Feargus O'Sullivan is a contributing writer to CityLab, covering Europe. His writing focuses on housing, gentrification and social change, infrastructure, urban policy, and national cultures. He has previously contributed to The Guardian, The Times, The Financial Times, and Next City, among other publications.
The Haussmanhattan blog shows what Manhattan-On-Seine might have looked like.
What would Paris look like if you combined it with New York?
You could spend all day dreaming about a mashup of the French capital’s grand boulevards interspersed with Manhattan’s skyscrapers—or you could jump head-first into a beautifully vintage alternate reality created by Paris architect and photographer Luis Fernandes and shared on his blog, Haussmanhattan. Fernandes uses old photos of both cities to create striking collages of urban landscapes that seem strangely real. In Haussmanhattan’s elegant visual creations, the Flatiron Building reappears on the prow of the Île de la Cité, the Woolworth Building pokes out from clouds next to the Eiffel Tower, while the neck of the Invalides’ dome is stretched into a cloud-scratchingly high cylinder towering over the city.

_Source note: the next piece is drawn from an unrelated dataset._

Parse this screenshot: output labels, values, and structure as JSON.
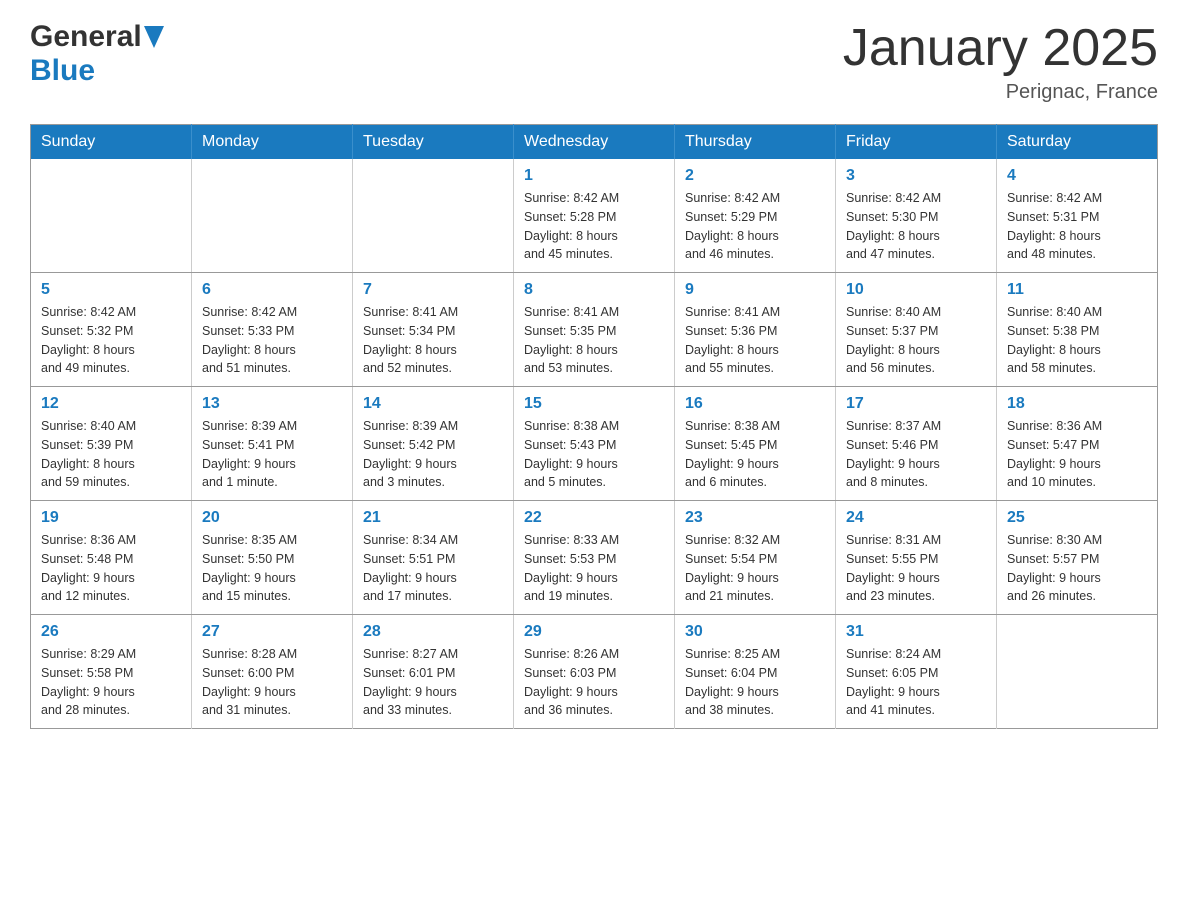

The results are eerily effective thanks to the careful choice of black and white photos. It also sticks to Manhattan landmarks finished well before World War II, whose masonry facades blend more easily into Parisian surroundings. Curiously, the result of this combination of aesthetics of 1920s Paris and 1920s Manhattan turns out to be somewhat familiar to people who have visited the Eastern Bloc. The combination of broad European-style boulevards with tall towers still clad in historicist embellishments at times looks rather like Moscow or Kiev, where elaborate Stalinist towers hover over wide, tree-lined avenues. Haussmanhattan’s hybrid city might look like a delightful place to explore, but most of us will be glad that it’s striking combination of Baron Haussman and Ernest Flagg remains fictional.